▶ **Directions for this task**: Return all records exactly. Nothing may be added.

Data records
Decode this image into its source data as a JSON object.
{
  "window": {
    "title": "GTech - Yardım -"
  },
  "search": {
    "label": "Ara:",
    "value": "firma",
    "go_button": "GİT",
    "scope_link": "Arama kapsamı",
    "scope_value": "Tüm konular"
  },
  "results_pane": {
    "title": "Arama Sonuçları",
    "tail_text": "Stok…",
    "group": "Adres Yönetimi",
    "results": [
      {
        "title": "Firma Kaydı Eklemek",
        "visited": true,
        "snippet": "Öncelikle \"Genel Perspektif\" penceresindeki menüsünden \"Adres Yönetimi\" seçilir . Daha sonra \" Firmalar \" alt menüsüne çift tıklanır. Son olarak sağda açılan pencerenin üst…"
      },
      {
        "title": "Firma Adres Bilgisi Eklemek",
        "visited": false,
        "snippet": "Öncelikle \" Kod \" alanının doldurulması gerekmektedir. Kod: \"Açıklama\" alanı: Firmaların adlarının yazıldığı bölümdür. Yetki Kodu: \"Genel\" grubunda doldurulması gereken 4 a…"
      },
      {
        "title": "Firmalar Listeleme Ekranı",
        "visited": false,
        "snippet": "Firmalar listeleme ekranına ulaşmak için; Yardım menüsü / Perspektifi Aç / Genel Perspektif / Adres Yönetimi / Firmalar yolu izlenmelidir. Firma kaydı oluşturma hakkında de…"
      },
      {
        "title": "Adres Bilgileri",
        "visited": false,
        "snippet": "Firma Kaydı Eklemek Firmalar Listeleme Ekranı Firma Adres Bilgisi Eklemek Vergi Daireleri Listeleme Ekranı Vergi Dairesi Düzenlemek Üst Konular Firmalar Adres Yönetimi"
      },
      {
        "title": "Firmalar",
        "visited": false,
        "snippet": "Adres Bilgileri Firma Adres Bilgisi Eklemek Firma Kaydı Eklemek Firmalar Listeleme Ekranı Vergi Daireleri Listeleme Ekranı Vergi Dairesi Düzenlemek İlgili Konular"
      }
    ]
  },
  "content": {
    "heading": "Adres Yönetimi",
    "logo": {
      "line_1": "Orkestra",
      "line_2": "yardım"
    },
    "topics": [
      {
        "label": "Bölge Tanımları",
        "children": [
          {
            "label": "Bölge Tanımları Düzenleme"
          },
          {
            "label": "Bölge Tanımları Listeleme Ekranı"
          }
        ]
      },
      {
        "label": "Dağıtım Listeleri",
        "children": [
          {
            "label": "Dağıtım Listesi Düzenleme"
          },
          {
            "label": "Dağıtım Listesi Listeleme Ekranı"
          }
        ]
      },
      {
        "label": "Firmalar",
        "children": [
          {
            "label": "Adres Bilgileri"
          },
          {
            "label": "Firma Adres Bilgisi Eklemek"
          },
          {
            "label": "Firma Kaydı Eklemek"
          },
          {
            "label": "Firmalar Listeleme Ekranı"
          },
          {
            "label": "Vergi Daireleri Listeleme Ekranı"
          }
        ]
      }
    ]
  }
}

▶ **Output of the task**:
Decode this image into its source data as a JSON object.
{
  "window": {
    "title": "GTech - Yardım -"
  },
  "search": {
    "label": "Ara:",
    "value": "firma",
    "go_button": "GİT",
    "scope_link": "Arama kapsamı",
    "scope_value": "Tüm konular"
  },
  "results_pane": {
    "title": "Arama Sonuçları",
    "tail_text": "Stok…",
    "group": "Adres Yönetimi",
    "results": [
      {
        "title": "Firma Kaydı Eklemek",
        "visited": true,
        "snippet": "Öncelikle \"Genel Perspektif\" penceresindeki menüsünden \"Adres Yönetimi\" seçilir . Daha sonra \" Firmalar \" alt menüsüne çift tıklanır. Son olarak sağda açılan pencerenin üst…"
      },
      {
        "title": "Firma Adres Bilgisi Eklemek",
        "visited": false,
        "snippet": "Öncelikle \" Kod \" alanının doldurulması gerekmektedir. Kod: \"Açıklama\" alanı: Firmaların adlarının yazıldığı bölümdür. Yetki Kodu: \"Genel\" grubunda doldurulması gereken 4 a…"
      },
      {
        "title": "Firmalar Listeleme Ekranı",
        "visited": false,
        "snippet": "Firmalar listeleme ekranına ulaşmak için; Yardım menüsü / Perspektifi Aç / Genel Perspektif / Adres Yönetimi / Firmalar yolu izlenmelidir. Firma kaydı oluşturma hakkında de…"
      },
      {
        "title": "Adres Bilgileri",
        "visited": false,
        "snippet": "Firma Kaydı Eklemek Firmalar Listeleme Ekranı Firma Adres Bilgisi Eklemek Vergi Daireleri Listeleme Ekranı Vergi Dairesi Düzenlemek Üst Konular Firmalar Adres Yönetimi"
      },
      {
        "title": "Firmalar",
        "visited": false,
        "snippet": "Adres Bilgileri Firma Adres Bilgisi Eklemek Firma Kaydı Eklemek Firmalar Listeleme Ekranı Vergi Daireleri Listeleme Ekranı Vergi Dairesi Düzenlemek İlgili Konular"
      }
    ]
  },
  "content": {
    "heading": "Adres Yönetimi",
    "logo": {
      "line_1": "Orkestra",
      "line_2": "yardım"
    },
    "topics": [
      {
        "label": "Bölge Tanımları",
        "children": [
          {
            "label": "Bölge Tanımları Düzenleme"
          },
          {
            "label": "Bölge Tanımları Listeleme Ekranı"
          }
        ]
      },
      {
        "label": "Dağıtım Listeleri",
        "children": [
          {
            "label": "Dağıtım Listesi Düzenleme"
          },
          {
            "label": "Dağıtım Listesi Listeleme Ekranı"
          }
        ]
      },
      {
        "label": "Firmalar",
        "children": [
          {
            "label": "Adres Bilgileri"
          },
          {
            "label": "Firma Adres Bilgisi Eklemek"
          },
          {
            "label": "Firma Kaydı Eklemek"
          },
          {
            "label": "Firmalar Listeleme Ekranı"
          },
          {
            "label": "Vergi Daireleri Listeleme Ekranı"
          }
        ]
      }
    ]
  }
}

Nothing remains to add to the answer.